The Methylation Pathway: this one has probably gotten the most attention lately, with the infamy of MTHFR mutations. Methylation involves adding a methyl group (-CH3) to various kinds of hormones, neurotransmitters, or toxins to render them water soluble. The amines (serotonin and melatonin, histamine, tyramine, all the catecholamines including dopamine, norepinephrine, epinephrine) go through this pathway. So do phenols (like salicylic acid—aspirin, cannabinoids, estradiol, and BPA) and quite a few other chemicals. Genetic mutation anywhere in the methylation cycle can therefore mean mental/emotional imbalance, migraines, hormone imbalance (especially estrogen dominance), and toxicity.
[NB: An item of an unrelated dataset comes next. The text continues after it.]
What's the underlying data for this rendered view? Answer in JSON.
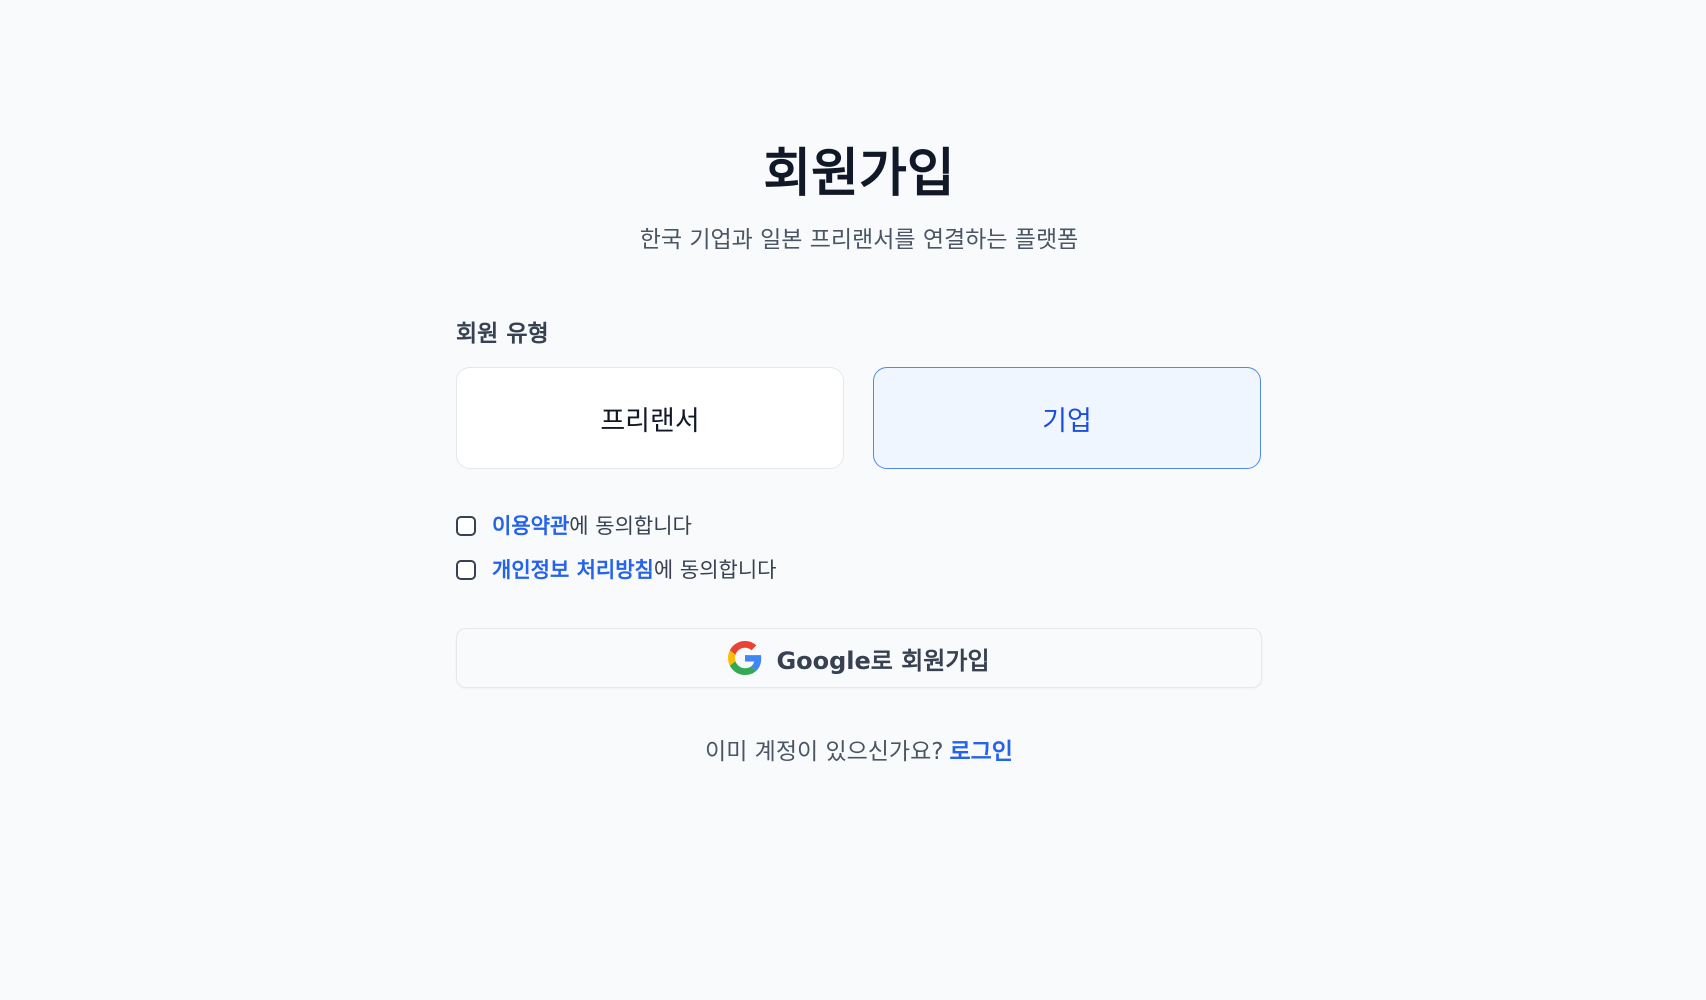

The main methyl group donor comes from the amino acid methionine, which gets converted into SAMe. SAMe donates a methyl, and if it doesn’t get recycled back into methionine to continue the process, it can get broken down into cysteine, where it can either turn into a sulfate (for the sulfation pathway above), or it can get turned into glutathione (for the glutathione transferase pathway, or as an antioxidant for Phase 1.) No waste here.
This pathway requires Vitamins B12, folic acid, magnesium, choline, methionine, betaine, and molybdenum.
Phase 1 makes substances less toxic, but potentially turns them into free radicals which requires a lot of antioxidants. There are many different, chemical-specific enzymes for this process. If this is fast but some aspect of Phase 2 for final elimination is slow, you’ll probably be chemically sensitive.
Phase 2 involves adding side groups to the substrates from Phase 1 to make them water soluble for elimination. This somewhat depends on the kind of chemical, but there are far fewer enzymes to choose from at this step.
Genetic analysis will tell you if you’ve got a slowdown at ether Phase 1 or Phase 2, thereby implying which nutrients you need to supplement to help the enzymes work as well as they can. There are a number of companies that do this test; the one I generally use is 23 & Me, and then take the PDF they send and plug it in to geneticgenie.org for a full analysis.